14 Oct Internet safety grabs scholars’ attention
Internet safety grabs scholars’ attention
Being aware of whom you meet and talk to online is important for adults and children alike.
That is especially so for younger children who may give away important information to strangers without realising it.
As such, Global Oak Tree Scholars (GOTS) International School recently conducted three workshops on safely navigating the World Wide Web for its secondary and primary children.
Kelly Thomas, ABB’s Digital Operation Centre Manager, Robotics and Discrete Automation, was the guest speaker for the secondary workshop on Aug 23, entitled ‘What You Need To Know About Social Media’.
Among others, she shared tips on how to avoid catfishing, or identity theft.
“People do not realise how easy it is for their identities to be stolen,” said Thomas.
“Hackers only need a few key pieces of information, and they would be able to ‘clone’ you and empty your bank account, or take loans in your name.
“With anything on the internet, if it is too good to be true, then you have to be cautious. It is always better to be safe than sorry.”
She added it’s best to have private settings, or to limit what others can see on your personal social media accounts.
GOTS International School coach Nicole Kylie Ng presented ‘Online Friends’ to those in Years 1-3 on Sept 2, and Years 4-6 on Sept 3.
Among the lessons was to ‘THINK’ before sharing anything online – is it True, Helpful, Inspiring, Necessary or Kind, and how to look out for red flags.
“If someone you have just met asks too many personal questions and requests for pictures, that is a red flag,” Ng told the scholars.
“That’s when they must be SMART – be ‘Safe’ by never giving out personal information.
“Do not ‘Meet’ strangers unless a parent or guardian says it is all right, and that they will be present.

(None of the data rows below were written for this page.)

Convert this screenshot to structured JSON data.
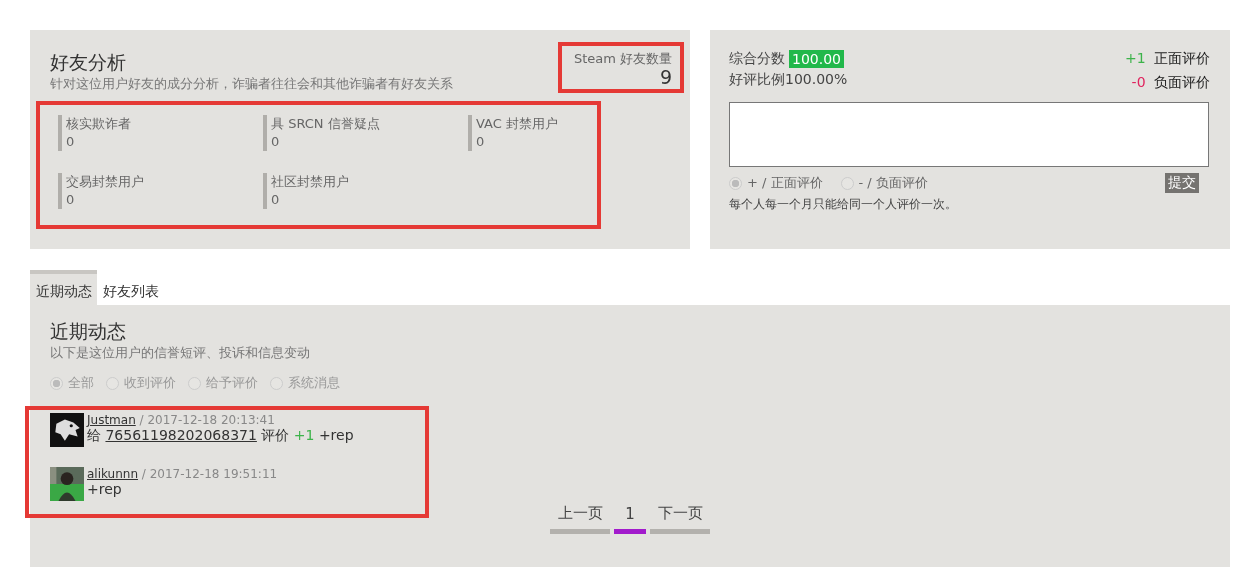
{
  "friends": {
    "title": "好友分析",
    "subtitle": "针对这位用户好友的成分分析，诈骗者往往会和其他诈骗者有好友关系",
    "count_label": "Steam 好友数量",
    "count": "9",
    "stats": [
      {
        "label": "核实欺诈者",
        "value": "0"
      },
      {
        "label": "具 SRCN 信誉疑点",
        "value": "0"
      },
      {
        "label": "VAC 封禁用户",
        "value": "0"
      },
      {
        "label": "交易封禁用户",
        "value": "0"
      },
      {
        "label": "社区封禁用户",
        "value": "0"
      }
    ]
  },
  "rating": {
    "score_label": "综合分数",
    "score": "100.00",
    "ratio": "好评比例100.00%",
    "counts": [
      {
        "kind": "positive",
        "count": "+1",
        "caption": "正面评价"
      },
      {
        "kind": "negative",
        "count": "-0",
        "caption": "负面评价"
      }
    ],
    "options": [
      {
        "label": "+ / 正面评价",
        "selected": true
      },
      {
        "label": "- / 负面评价",
        "selected": false
      }
    ],
    "submit": "提交",
    "note": "每个人每一个月只能给同一个人评价一次。"
  },
  "tabs": [
    {
      "label": "近期动态",
      "selected": true
    },
    {
      "label": "好友列表",
      "selected": false
    }
  ],
  "activity": {
    "title": "近期动态",
    "subtitle": "以下是这位用户的信誉短评、投诉和信息变动",
    "filters": [
      {
        "label": "全部",
        "selected": true
      },
      {
        "label": "收到评价",
        "selected": false
      },
      {
        "label": "给予评价",
        "selected": false
      },
      {
        "label": "系统消息",
        "selected": false
      }
    ],
    "entries": [
      {
        "user": "Justman",
        "time": " / 2017-12-18 20:13:41",
        "kind": "given",
        "prefix": "给",
        "target": "76561198202068371",
        "middle": "评价",
        "delta": "+1",
        "suffix": "+rep"
      },
      {
        "user": "alikunnn",
        "time": " / 2017-12-18 19:51:11",
        "kind": "plain",
        "suffix": "+rep"
      }
    ],
    "pager": {
      "prev": "上一页",
      "pages": [
        {
          "label": "1",
          "selected": true
        }
      ],
      "next": "下一页"
    }
  }
}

“Never ‘Accept’ or open emails from strangers, as they may contain viruses.
“Not everything is ‘Reliable’. Always check your facts.
“Most importantly, ‘Tell’ someone if anyone makes you feel uncomfortable.”

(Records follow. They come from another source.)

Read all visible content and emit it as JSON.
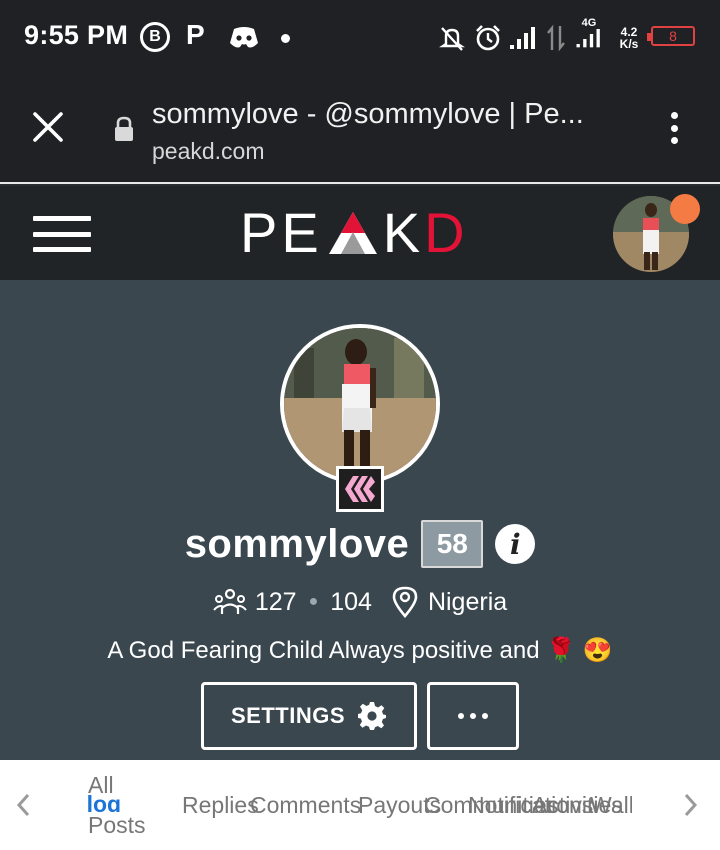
{
  "status_bar": {
    "time": "9:55 PM",
    "icons": [
      "b-icon",
      "p-icon",
      "discord-icon",
      "dot",
      "mute-icon",
      "alarm-icon",
      "signal-icon",
      "data-arrows-icon",
      "signal-4g-icon"
    ],
    "network_type": "4G",
    "speed_value": "4.2",
    "speed_unit": "K/s",
    "battery": "8",
    "battery_color": "#e24141"
  },
  "browser": {
    "page_title": "sommylove - @sommylove | Pe...",
    "domain": "peakd.com"
  },
  "app_header": {
    "logo_left": "PE",
    "logo_right_k": "K",
    "logo_right_d": "D",
    "brand_red": "#e31337",
    "notification_color": "#f47b44"
  },
  "profile": {
    "username": "sommylove",
    "reputation": "58",
    "followers": "127",
    "following": "104",
    "location": "Nigeria",
    "about": "A God Fearing Child Always positive and 🌹 😍",
    "settings_label": "SETTINGS",
    "background_color": "#3a474f"
  },
  "tabs": {
    "items": [
      {
        "label": "Replies"
      },
      {
        "label": "Comments"
      },
      {
        "label": "Payouts"
      },
      {
        "label": "Communities"
      },
      {
        "label": "Notifications"
      },
      {
        "label": "Activities"
      },
      {
        "label": "Wallet"
      }
    ],
    "blog_line1": "All",
    "blog_active": "Blog",
    "blog_line3": "Posts",
    "active_color": "#1b74d8"
  }
}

Ng was pleasantly surprised that the scholars knew what they could or could not share online, and hoped the workshop would deepen their knowledge about internet safety.

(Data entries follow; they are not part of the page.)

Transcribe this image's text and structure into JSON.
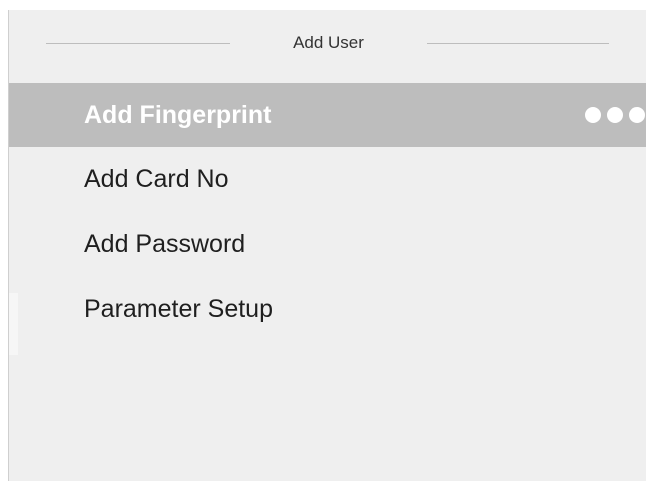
{
  "header": {
    "title": "Add User"
  },
  "menu": {
    "items": [
      {
        "label": "Add Fingerprint",
        "active": true
      },
      {
        "label": "Add Card No",
        "active": false
      },
      {
        "label": "Add Password",
        "active": false
      },
      {
        "label": "Parameter Setup",
        "active": false
      }
    ]
  },
  "indicator": {
    "icon": "three-dots-icon",
    "dot_count": 3
  },
  "colors": {
    "panel_background": "#efefef",
    "active_row_background": "#bdbdbd",
    "active_text": "#ffffff",
    "text": "#1f1f1f"
  }
}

GOTS International School co-founder Dr Veronica Shepherdson said staying vigilant is key.
“Keeping up to date with children in this new age of the internet is tricky,” said Dr Shepherdson.
“The workshops were to help children identify unsuitable material, and to explain to them that not all information on the internet can be trusted.
“It was also to teach practical internet safety precautions to protect them from potentially harmful or inappropriate content and activities.”